I’m not sorry about my Dad. The leader of the band is gone, but his blood runs through my instrument, and his song is in my soul. I am a living legacy to the leader of the band. My Dad didn’t play his guitar much during my life at home. But he sang. Nearly all day long. And he yodeled. “Yodel for us, Tennessee,” the men at the factory would say to him. He sang at home. He sang at work. He sang at church. He led singing at church, even though he never could get the hang of the right kind of conducting patterns. He sang the lead. He sang harmony. He sang tenor, and he sang bass. I came home from school near the end of 2nd grade, telling my parents that I wanted to take piano lessons. I hadn’t a clue that the older 3 had been denied instrument lessons (or being in band) due to lack of funds. Okay, I’m crying right now because this always gets me. Why did they say Yes to me? Oh, my goodness, where would I be now without my years of piano lessons, and studying piano in college, and getting those degrees, and now teaching music to others? My Dad paid for weekly lessons for 10 years — no summer breaks for me, and then helped me financially through 4.5 years of undergraduate and then 2 years of graduate school. My Dad gave me the gift of music in so many ways. I think in his own life, financial security won over artistic endeavors, but he allowed me the freedom and supported me in pursuing art. What is to be sorry about that?
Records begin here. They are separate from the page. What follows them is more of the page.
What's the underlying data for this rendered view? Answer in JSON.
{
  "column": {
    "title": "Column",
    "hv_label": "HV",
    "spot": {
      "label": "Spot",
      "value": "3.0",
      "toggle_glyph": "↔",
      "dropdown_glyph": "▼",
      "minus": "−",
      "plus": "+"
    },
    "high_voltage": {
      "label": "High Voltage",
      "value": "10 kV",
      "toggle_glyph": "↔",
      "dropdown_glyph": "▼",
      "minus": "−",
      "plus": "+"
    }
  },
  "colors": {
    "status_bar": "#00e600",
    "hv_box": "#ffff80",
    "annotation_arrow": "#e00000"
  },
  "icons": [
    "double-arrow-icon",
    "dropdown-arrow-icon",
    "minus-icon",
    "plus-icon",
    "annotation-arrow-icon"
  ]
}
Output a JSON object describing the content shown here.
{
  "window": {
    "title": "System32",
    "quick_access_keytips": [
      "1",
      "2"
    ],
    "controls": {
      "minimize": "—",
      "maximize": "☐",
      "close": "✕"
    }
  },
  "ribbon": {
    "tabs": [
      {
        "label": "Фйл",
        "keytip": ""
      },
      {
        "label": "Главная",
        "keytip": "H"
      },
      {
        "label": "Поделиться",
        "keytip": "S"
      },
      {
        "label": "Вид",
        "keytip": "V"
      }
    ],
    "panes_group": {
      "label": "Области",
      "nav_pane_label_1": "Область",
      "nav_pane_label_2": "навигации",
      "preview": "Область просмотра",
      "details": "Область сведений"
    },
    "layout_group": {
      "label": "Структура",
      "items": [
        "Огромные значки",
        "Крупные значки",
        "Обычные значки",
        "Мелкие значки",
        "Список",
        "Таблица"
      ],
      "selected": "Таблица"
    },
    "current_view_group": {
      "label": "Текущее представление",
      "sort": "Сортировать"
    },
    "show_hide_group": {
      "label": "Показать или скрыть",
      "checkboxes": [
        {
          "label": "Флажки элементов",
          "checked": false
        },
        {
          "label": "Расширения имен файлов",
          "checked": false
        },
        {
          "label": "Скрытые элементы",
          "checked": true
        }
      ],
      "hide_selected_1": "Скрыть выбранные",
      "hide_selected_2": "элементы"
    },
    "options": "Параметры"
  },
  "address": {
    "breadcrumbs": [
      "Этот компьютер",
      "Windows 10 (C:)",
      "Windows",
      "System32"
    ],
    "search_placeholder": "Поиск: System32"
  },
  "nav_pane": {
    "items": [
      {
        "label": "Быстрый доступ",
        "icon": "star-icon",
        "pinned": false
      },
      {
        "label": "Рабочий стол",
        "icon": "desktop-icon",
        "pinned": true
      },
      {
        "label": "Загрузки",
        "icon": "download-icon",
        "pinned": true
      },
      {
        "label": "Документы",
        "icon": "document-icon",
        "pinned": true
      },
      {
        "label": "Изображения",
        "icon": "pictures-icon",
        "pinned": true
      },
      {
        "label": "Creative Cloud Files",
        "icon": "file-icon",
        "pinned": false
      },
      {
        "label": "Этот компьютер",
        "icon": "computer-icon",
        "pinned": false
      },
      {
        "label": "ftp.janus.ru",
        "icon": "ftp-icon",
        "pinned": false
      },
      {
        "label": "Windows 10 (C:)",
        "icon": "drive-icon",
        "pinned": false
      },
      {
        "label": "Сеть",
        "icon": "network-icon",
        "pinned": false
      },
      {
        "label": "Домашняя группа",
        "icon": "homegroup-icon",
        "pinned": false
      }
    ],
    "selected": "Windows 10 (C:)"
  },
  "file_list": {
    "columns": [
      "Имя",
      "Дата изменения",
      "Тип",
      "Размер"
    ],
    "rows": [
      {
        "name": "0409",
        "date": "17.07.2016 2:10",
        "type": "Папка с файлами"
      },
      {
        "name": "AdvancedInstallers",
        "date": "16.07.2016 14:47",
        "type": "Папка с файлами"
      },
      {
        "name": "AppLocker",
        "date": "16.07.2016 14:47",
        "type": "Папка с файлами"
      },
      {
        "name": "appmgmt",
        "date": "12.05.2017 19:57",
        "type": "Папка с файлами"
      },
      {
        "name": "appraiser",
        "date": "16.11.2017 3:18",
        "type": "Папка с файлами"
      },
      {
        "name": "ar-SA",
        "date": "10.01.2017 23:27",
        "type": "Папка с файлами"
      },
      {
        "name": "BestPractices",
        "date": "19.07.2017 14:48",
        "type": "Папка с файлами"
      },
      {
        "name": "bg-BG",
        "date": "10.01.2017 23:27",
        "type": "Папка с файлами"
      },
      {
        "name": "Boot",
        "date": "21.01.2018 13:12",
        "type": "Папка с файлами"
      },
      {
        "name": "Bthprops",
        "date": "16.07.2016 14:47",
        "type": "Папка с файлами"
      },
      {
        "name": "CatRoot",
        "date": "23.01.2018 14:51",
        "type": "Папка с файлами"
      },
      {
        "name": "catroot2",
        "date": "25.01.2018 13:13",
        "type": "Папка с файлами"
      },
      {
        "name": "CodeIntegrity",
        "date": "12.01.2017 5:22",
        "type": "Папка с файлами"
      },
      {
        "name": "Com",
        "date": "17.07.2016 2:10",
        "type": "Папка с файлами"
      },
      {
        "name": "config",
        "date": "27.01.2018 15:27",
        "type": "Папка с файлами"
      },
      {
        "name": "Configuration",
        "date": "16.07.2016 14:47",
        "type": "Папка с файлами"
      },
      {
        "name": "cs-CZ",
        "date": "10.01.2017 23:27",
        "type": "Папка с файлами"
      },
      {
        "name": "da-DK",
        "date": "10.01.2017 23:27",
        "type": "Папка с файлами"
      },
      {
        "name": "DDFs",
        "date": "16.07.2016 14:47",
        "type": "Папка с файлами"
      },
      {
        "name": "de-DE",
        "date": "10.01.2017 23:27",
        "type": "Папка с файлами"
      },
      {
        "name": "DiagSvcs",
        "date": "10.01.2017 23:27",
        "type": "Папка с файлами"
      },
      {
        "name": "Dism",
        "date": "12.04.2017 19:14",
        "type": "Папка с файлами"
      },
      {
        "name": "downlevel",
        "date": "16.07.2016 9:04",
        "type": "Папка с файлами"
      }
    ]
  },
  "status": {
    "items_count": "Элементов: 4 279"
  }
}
My Dad was far from perfect. I could also list ways that I wish he had been different. I wish he hadn’t had so many fears. I wish he hadn’t felt insecure around others who were more educated. I wish he would have pursued a career in the cyphering that he loved so much. Maybe he could have used a little more ambition and accepted those foreman job offers. And now I’m thinking about other good things that I haven’t told you about him — about how he went across the ocean to serve in WWII, expecting to die over there; the responsibilities he was given over there because he was….responsible; responsibilities that years later he still couldn’t believe they gave an 8th grade graduate farm boy from the hills of Tennessee. So as I attempted to think of a few weaknesses, good things came flooding back to me. That’s what happens when you had a very good Dad. I am so not sorry about my Dad.